No one is sure what causes Meniere’s Disease. It is a disorder of the inner ear, and may be the result of an abnormal amount of fluid in that area. The inner ear does much more than help us hear. It is essential to proper coordination and balance. When the inner ear isn’t working right, it can make life particularly challenging.
According to the American Hearing Research Foundation, Meniere’s Disease is characterized by tinnitus, ear pressure, hearing loss, extreme dizziness and nausea. This leads to falls and trouble maintaining balance. But it is also associated with anxiety and depression. Treatments include anti-nausea and motion sickness medications, as well as diuretics to reduce fluid. There are also therapies to help with hearing loss. There is no specific cure for the condition.
What Qualifies for SSD?
Meniere’s Disease is specifically listed as an SSD qualifying condition under s. 2.07, “disturbance of labyrinthine-vestibular function,” of the SSA’s “blue book.” To show that you are living with Meniere’s Disease, you have to provide evidence of the following:
- Frequent vertigo episodes;
- Ringing in the ear (tinnitus);
- Test-confirmed ongoing hearing loss;
- Test-confirmed dysfunction of the vestibular labyrinth.
In order to qualify under s. 2.07, your Meniere’s Disease must have lasted, or is expected to last, for one year. Because the nature of the condition is to come and go in waves, it is important to talk to your doctor every time you have a symptom or attack. That way, there is medical documentation of the length of time you have lived with this syndrome.
If you do not meet the listing criteria for Meniere’s Disease, you may still be able to get SSD benefits. You will have to complete a residual function form and provide evidence that your symptoms affect your ability to work at any job. Your lawyer can help you to put this information together.
Indeed, working with an experienced disability law firm can help ensure your application is approved the first time, and you do not have to go through the lengthy reconsideration and appeals process.
What is a Compassionate Allowance?
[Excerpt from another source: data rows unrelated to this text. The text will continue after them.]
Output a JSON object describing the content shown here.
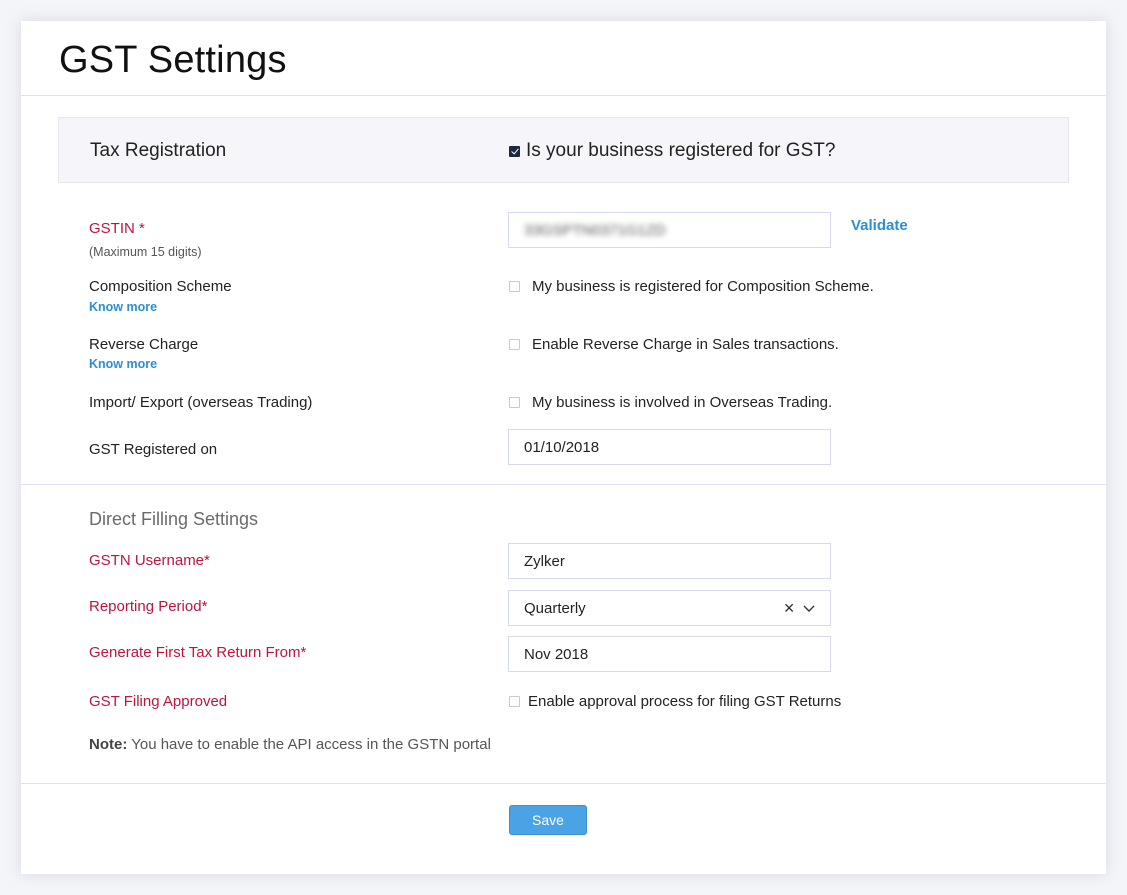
{
  "page": {
    "title": "GST Settings"
  },
  "tax_registration": {
    "label": "Tax Registration",
    "registered_question": "Is your business registered for GST?",
    "registered_checked": true
  },
  "gstin": {
    "label": "GSTIN *",
    "hint": "(Maximum 15 digits)",
    "value": "33GSPTN0371G1ZD",
    "validate_label": "Validate"
  },
  "composition": {
    "label": "Composition Scheme",
    "know_more": "Know more",
    "checkbox_text": "My business is registered for Composition Scheme."
  },
  "reverse_charge": {
    "label": "Reverse Charge",
    "know_more": "Know more",
    "checkbox_text": "Enable Reverse Charge in Sales transactions."
  },
  "import_export": {
    "label": "Import/ Export (overseas Trading)",
    "checkbox_text": "My business is involved in Overseas Trading."
  },
  "registered_on": {
    "label": "GST Registered on",
    "value": "01/10/2018"
  },
  "direct_filing": {
    "title": "Direct Filling Settings",
    "username_label": "GSTN Username*",
    "username_value": "Zylker",
    "period_label": "Reporting Period*",
    "period_value": "Quarterly",
    "first_return_label": "Generate First Tax Return From*",
    "first_return_value": "Nov 2018",
    "approved_label": "GST Filing Approved",
    "approved_checkbox_text": "Enable approval process for filing GST Returns",
    "note_bold": "Note:",
    "note_text": " You have to enable the API access in the GSTN portal"
  },
  "actions": {
    "save_label": "Save"
  },
  "icons": {
    "clear": "clear-icon",
    "dropdown": "chevron-down-icon",
    "check": "check-icon"
  },
  "colors": {
    "required": "#c0143c",
    "link": "#2b8fd6",
    "primary_button": "#4aa3e4"
  }
}
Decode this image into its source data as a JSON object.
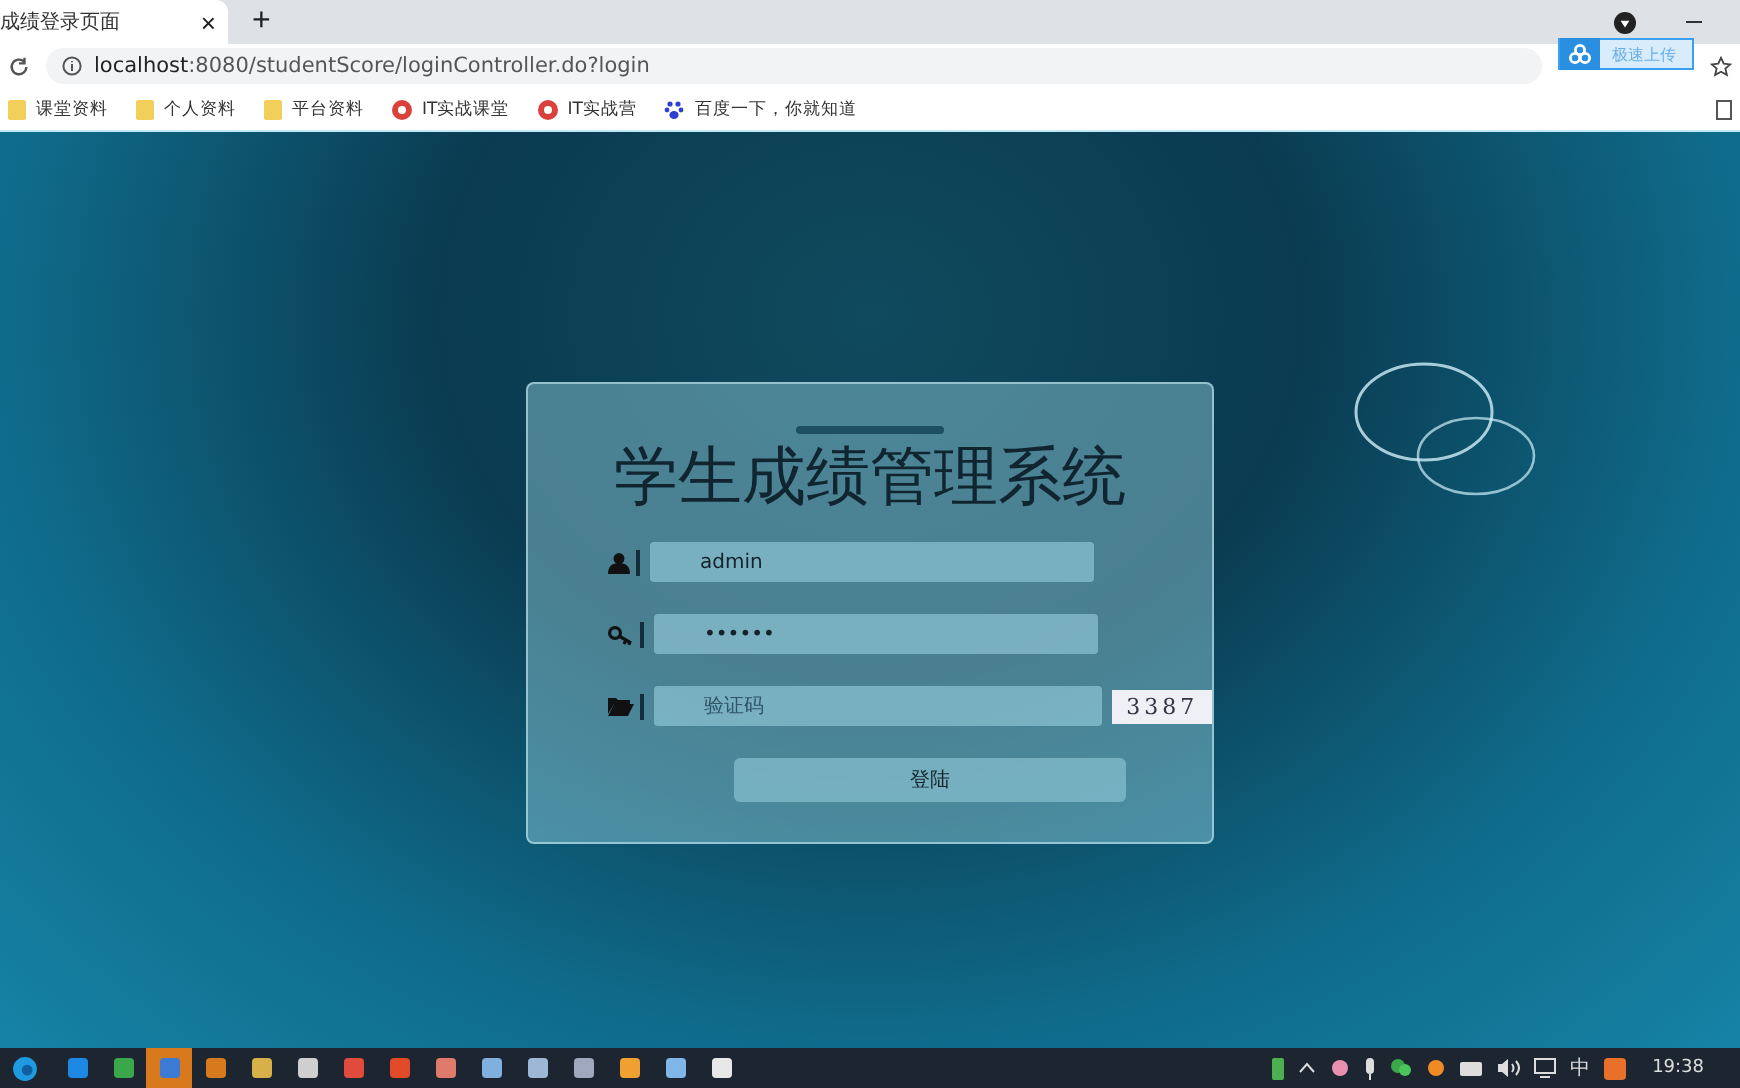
{
  "browser": {
    "tab": {
      "title": "成绩登录页面",
      "close": "×"
    },
    "new_tab": "+",
    "address": {
      "host": "localhost",
      "path": ":8080/studentScore/loginController.do?login"
    },
    "upload_button": "极速上传",
    "bookmarks": [
      {
        "label": "课堂资料",
        "kind": "folder"
      },
      {
        "label": "个人资料",
        "kind": "folder"
      },
      {
        "label": "平台资料",
        "kind": "folder"
      },
      {
        "label": "IT实战课堂",
        "kind": "site"
      },
      {
        "label": "IT实战营",
        "kind": "site"
      },
      {
        "label": "百度一下，你就知道",
        "kind": "paw"
      }
    ]
  },
  "login": {
    "title": "学生成绩管理系统",
    "fields": [
      {
        "kind": "user",
        "value": "admin"
      },
      {
        "kind": "key",
        "value": "••••••"
      },
      {
        "kind": "folder",
        "placeholder": "验证码",
        "captcha": "3387"
      }
    ],
    "submit": "登陆"
  },
  "taskbar": {
    "ime": "中",
    "clock": "19:38"
  }
}
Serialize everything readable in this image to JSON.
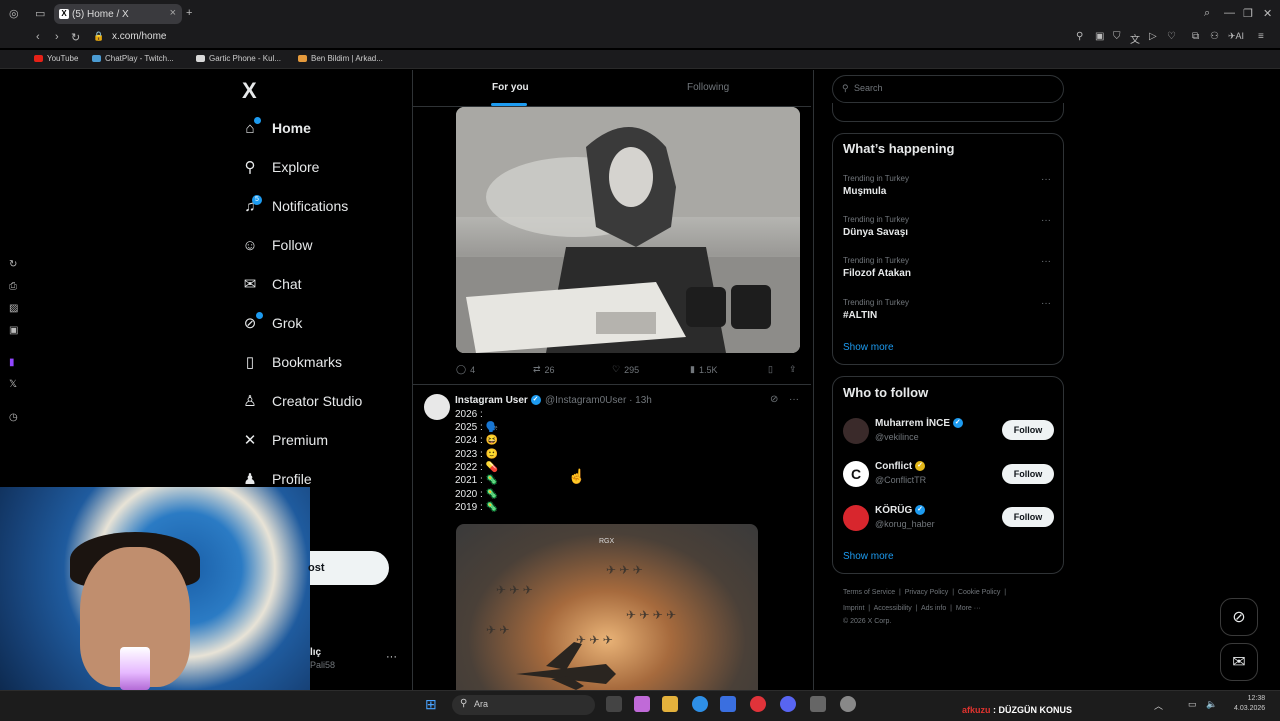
{
  "browser": {
    "tab_title": "(5) Home / X",
    "url": "x.com/home",
    "bookmarks": [
      "YouTube",
      "ChatPlay - Twitch...",
      "Gartic Phone - Kul...",
      "Ben Bildim | Arkad..."
    ]
  },
  "nav": {
    "logo": "X",
    "items": [
      {
        "label": "Home",
        "icon": "home-icon"
      },
      {
        "label": "Explore",
        "icon": "search-icon"
      },
      {
        "label": "Notifications",
        "icon": "bell-icon",
        "badge": "5"
      },
      {
        "label": "Follow",
        "icon": "person-add-icon"
      },
      {
        "label": "Chat",
        "icon": "envelope-icon"
      },
      {
        "label": "Grok",
        "icon": "grok-icon"
      },
      {
        "label": "Bookmarks",
        "icon": "bookmark-icon"
      },
      {
        "label": "Creator Studio",
        "icon": "creator-studio-icon"
      },
      {
        "label": "Premium",
        "icon": "x-premium-icon"
      },
      {
        "label": "Profile",
        "icon": "person-icon"
      }
    ],
    "post_label": "ost",
    "account_name": "lıç",
    "account_handle": "Pali58"
  },
  "feed": {
    "tabs": [
      "For you",
      "Following"
    ],
    "tweet1": {
      "replies": "4",
      "reposts": "26",
      "likes": "295",
      "views": "1.5K"
    },
    "tweet2": {
      "name": "Instagram User",
      "handle": "@Instagram0User · 13h",
      "lines": [
        "2026 :",
        "2025 : 🗣️",
        "2024 : 😆",
        "2023 : 🙂",
        "2022 : 💊",
        "2021 : 🦠",
        "2020 : 🦠",
        "2019 : 🦠"
      ],
      "media_watermark": "RGX"
    }
  },
  "sidebar": {
    "search_placeholder": "Search",
    "whats_happening_title": "What’s happening",
    "trends": [
      {
        "context": "Trending in Turkey",
        "name": "Muşmula"
      },
      {
        "context": "Trending in Turkey",
        "name": "Dünya Savaşı"
      },
      {
        "context": "Trending in Turkey",
        "name": "Filozof Atakan"
      },
      {
        "context": "Trending in Turkey",
        "name": "#ALTIN"
      }
    ],
    "show_more": "Show more",
    "who_to_follow_title": "Who to follow",
    "who_to_follow": [
      {
        "name": "Muharrem İNCE",
        "handle": "@vekilince",
        "badge_color": "#1d9bf0"
      },
      {
        "name": "Conflict",
        "handle": "@ConflictTR",
        "badge_color": "#e2b719"
      },
      {
        "name": "KÖRÜG",
        "handle": "@korug_haber",
        "badge_color": "#1d9bf0"
      }
    ],
    "follow_label": "Follow",
    "footer": [
      "Terms of Service",
      "Privacy Policy",
      "Cookie Policy",
      "Imprint",
      "Accessibility",
      "Ads info",
      "More ···",
      "© 2026 X Corp."
    ]
  },
  "taskbar": {
    "search_text": "Ara",
    "ticker_prefix": "afkuzu",
    "ticker_text": ": DÜZGÜN KONUS",
    "time": "12:38",
    "date": "4.03.2026"
  },
  "colors": {
    "accent": "#1d9bf0",
    "bg": "#000000",
    "border": "#2f3336",
    "muted": "#71767b"
  }
}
As you can see, applying for SSD benefits can take time and energy. On occasion, the SSA allows applications to be expedited. This usually only happens in cases where the applicant’s eligibility for disability benefits is beyond doubt. Your lawyer can give you more information.
Who Can Help Me?
Even when you have a listed “blue book” condition like Meniere’s Disease, applying for SSD benefits can be exhausting. A disability lawyer like those at The Good Law Group can be your partners in the process. We’ve taken on these issues for more than 30 years and are ready to bring our experience to help you. Contact us today to learn how we help.